The protesters are demanding the elected government be replaced by an unelected “people’s council” to enact reforms ahead of new elections and remove the Shinawatra family’s influence from politics.
Ms. Yingluck has refused to step down, arguing she was elected by a large majority and is open to reform, but that such a council would be unconstitutional and undemocratic.
China cancels rice deal with Thailand
Meanwhile, China cancelled a deal to buy more than a million tonnes of rice from Thailand due to a probe into the Thai government’s subsidies for rice growers.
Thai Commerce Minister Niwattumrong Boonsongpaisan said on Tuesday that a Chinese state company terminated a contract to buy 1.2 million tonnes of rice.
The rice scheme is a flagship policy of Ms. Yingluck’s embattled caretaker government.
Critics say the policy of buying rice from growers at above market prices has accumulated losses of at least $4.46 billion and has been dogged by corruption.
Thousands of farmers have blocked main roads in the provinces to demand overdue payments from the government.
Indian to be deported for leading protests
The Thai government on Tuesday ordered the deportation of an Indian businessman for leading a group of protesters in a business district in Bankok demanding the ouster of Ms. Yingluck .
Satish Sehgal, chairman of the Thai-Indian Business Association, was ordered to be deported by Thailand’s Centre for Maintaining Peace and Order (CMPO), which is overseeing the government’s response to protests, according to Thai news agency MCOT.
The CMPO directed immigration authorities and police to start procedures to deport Sehgal, who has been living in Bangkok for decades and holds an Indian passport, for leading anti-government protests and defying a state of emergency.

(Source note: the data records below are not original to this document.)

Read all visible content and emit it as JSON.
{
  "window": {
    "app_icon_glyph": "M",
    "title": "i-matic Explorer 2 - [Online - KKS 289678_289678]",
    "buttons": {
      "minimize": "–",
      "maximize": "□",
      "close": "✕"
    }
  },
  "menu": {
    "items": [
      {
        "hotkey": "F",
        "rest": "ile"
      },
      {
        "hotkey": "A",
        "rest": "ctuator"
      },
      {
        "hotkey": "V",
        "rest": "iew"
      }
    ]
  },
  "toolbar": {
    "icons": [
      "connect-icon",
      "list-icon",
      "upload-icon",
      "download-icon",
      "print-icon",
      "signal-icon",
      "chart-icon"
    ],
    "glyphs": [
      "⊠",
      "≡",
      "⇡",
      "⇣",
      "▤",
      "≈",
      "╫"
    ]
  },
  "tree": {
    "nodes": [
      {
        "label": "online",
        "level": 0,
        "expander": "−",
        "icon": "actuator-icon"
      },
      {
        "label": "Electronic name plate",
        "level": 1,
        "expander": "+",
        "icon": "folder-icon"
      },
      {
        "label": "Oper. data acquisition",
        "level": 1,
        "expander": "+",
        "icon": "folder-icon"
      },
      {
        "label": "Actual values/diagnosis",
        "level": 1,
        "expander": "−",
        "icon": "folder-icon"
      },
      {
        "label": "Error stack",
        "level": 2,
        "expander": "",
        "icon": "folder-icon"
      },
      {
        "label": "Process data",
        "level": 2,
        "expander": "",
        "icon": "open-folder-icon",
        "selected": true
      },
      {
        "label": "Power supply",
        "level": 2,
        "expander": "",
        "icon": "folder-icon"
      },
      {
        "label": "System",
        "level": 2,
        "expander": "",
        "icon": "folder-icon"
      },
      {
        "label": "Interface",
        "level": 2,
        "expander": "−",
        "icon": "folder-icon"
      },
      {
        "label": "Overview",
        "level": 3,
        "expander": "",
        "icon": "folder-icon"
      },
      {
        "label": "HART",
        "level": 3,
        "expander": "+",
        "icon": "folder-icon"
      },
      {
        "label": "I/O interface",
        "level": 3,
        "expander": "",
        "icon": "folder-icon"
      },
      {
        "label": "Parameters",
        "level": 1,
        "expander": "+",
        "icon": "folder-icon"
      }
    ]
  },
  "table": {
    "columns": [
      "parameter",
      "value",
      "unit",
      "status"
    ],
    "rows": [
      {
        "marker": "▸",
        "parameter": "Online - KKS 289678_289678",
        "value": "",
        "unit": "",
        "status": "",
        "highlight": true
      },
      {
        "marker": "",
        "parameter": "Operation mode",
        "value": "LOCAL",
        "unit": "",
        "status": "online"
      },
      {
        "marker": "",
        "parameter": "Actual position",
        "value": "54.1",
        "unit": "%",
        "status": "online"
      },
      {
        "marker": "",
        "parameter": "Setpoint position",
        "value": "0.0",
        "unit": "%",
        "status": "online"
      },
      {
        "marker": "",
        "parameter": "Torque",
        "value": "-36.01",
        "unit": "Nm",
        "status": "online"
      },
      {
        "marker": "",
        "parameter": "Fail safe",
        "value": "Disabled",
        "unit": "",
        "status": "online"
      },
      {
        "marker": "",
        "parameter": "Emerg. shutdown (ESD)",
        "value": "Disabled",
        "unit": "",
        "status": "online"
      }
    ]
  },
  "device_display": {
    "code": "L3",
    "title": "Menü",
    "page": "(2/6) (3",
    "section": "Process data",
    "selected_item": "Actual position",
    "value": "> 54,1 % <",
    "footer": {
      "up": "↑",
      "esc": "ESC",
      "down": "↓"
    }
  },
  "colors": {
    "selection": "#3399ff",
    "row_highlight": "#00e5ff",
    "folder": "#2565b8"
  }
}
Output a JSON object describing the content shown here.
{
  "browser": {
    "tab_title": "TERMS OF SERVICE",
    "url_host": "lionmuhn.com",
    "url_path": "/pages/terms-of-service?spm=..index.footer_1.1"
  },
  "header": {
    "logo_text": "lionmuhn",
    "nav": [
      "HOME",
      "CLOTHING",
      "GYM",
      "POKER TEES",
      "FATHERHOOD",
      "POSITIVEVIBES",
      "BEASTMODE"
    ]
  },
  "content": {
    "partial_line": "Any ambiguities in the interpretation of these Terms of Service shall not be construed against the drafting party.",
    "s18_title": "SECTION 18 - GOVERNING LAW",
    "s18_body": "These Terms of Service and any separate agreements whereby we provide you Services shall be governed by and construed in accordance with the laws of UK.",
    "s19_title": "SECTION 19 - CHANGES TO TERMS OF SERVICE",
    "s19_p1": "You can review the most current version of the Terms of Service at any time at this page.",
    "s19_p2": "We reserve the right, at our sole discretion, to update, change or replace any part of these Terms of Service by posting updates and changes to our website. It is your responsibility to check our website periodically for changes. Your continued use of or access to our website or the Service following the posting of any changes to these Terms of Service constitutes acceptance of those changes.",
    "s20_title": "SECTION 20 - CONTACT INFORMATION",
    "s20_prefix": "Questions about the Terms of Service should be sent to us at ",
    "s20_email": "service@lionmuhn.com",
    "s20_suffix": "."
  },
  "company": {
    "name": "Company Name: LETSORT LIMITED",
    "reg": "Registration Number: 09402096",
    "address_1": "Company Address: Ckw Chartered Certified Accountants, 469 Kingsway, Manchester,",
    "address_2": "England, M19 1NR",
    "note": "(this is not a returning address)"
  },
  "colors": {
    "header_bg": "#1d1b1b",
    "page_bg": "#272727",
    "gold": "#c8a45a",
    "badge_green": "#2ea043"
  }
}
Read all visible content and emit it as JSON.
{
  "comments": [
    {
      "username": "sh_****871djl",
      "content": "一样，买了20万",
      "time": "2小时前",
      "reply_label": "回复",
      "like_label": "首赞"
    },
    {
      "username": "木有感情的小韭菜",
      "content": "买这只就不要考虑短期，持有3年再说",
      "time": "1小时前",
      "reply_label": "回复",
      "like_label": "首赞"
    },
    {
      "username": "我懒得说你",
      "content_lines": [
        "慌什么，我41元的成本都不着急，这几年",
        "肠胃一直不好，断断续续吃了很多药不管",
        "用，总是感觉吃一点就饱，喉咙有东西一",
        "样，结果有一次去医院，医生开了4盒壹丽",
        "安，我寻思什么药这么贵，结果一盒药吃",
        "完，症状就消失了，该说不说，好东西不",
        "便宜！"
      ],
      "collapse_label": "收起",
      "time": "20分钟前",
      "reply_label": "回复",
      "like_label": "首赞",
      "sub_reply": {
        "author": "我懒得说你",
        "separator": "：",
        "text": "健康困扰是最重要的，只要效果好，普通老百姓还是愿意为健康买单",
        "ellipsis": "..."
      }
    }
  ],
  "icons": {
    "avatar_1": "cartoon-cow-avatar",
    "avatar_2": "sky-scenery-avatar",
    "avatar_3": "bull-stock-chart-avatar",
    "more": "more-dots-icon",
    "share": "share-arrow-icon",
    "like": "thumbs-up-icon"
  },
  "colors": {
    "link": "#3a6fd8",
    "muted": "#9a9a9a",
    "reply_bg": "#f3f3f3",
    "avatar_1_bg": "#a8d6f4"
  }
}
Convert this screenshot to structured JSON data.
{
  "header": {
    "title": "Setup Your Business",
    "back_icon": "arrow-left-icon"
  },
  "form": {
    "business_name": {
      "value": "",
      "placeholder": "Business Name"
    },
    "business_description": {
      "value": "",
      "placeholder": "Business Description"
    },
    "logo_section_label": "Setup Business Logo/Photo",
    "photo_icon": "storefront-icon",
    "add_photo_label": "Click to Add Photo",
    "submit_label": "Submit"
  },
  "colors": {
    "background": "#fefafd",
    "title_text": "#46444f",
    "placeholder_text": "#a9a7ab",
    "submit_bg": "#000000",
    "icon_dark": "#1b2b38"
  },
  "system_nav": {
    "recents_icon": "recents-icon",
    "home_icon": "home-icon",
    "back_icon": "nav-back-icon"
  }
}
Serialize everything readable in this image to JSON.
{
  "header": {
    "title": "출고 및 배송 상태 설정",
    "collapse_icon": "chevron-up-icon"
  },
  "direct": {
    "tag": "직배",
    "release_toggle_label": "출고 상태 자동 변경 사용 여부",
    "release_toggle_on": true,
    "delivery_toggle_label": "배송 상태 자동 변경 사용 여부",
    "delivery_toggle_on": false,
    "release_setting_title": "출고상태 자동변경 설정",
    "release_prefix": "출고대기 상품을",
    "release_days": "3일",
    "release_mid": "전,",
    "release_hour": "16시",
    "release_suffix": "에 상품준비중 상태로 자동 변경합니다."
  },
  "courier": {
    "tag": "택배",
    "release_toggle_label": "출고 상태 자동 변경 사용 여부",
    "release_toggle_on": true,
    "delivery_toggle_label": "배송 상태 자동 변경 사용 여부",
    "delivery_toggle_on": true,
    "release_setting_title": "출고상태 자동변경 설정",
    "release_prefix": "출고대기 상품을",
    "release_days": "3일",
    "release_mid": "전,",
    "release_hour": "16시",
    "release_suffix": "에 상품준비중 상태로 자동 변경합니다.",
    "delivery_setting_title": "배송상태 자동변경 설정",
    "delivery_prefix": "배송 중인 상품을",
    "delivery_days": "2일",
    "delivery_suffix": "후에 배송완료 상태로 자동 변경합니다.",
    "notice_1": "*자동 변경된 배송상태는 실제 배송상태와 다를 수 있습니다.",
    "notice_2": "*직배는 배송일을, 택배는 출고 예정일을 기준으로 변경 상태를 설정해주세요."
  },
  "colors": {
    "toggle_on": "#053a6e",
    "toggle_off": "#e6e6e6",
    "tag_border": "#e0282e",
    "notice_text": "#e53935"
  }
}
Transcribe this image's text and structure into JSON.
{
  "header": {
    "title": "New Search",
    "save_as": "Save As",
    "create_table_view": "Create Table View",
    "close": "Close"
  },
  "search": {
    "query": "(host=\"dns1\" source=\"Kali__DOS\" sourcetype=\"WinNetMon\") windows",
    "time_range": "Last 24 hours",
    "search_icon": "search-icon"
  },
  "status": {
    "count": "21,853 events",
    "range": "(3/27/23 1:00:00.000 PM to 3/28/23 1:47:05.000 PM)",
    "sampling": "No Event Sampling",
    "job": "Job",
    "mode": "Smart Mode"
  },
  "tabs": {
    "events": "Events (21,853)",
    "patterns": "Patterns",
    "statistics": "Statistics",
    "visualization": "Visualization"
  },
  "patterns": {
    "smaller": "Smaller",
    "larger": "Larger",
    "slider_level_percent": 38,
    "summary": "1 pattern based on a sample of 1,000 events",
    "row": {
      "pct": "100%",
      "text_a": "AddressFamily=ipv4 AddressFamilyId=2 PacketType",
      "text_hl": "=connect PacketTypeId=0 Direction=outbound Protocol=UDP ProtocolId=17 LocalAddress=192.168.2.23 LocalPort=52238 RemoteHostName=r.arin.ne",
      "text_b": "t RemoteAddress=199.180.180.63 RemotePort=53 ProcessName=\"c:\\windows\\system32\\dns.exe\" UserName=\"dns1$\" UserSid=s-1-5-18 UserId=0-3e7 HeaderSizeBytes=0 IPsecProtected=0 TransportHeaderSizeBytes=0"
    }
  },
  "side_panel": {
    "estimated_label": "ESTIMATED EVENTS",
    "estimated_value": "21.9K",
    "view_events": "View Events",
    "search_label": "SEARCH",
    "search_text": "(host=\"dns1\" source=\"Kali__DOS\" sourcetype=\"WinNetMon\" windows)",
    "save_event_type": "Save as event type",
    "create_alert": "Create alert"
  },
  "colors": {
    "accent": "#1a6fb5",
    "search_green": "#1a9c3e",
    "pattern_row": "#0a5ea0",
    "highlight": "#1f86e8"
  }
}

Mr. Sehgal was a core member of the protests aimed at ousting Ms. Yingluck.
Authorities had warned last month that action would be taken against five non-Thai protesters for their active role in demonstrations led by former Democrat lawmaker Suthep Thaugsuban.
Last month, Sehgal led a group of protesters in Bangkok’s business district and called for the elected government to quit. He also publicly criticised the government and showed his strong affiliation to the opposition Democrat Party.
Thailand has a sizable population of ethnic Indian businessmen who have largely remained focused on increasing their business presence.